TASK MATERIAL: Begin

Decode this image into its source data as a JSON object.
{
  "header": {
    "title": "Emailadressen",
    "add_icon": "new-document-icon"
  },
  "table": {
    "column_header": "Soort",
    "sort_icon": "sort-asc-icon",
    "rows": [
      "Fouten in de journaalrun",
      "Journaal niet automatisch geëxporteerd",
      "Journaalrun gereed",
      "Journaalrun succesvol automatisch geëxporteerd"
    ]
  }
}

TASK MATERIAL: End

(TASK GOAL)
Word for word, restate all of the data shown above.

(RESPONSE BOX)
Decode this image into its source data as a JSON object.
{
  "header": {
    "title": "Emailadressen",
    "add_icon": "new-document-icon"
  },
  "table": {
    "column_header": "Soort",
    "sort_icon": "sort-asc-icon",
    "rows": [
      "Fouten in de journaalrun",
      "Journaal niet automatisch geëxporteerd",
      "Journaalrun gereed",
      "Journaalrun succesvol automatisch geëxporteerd"
    ]
  }
}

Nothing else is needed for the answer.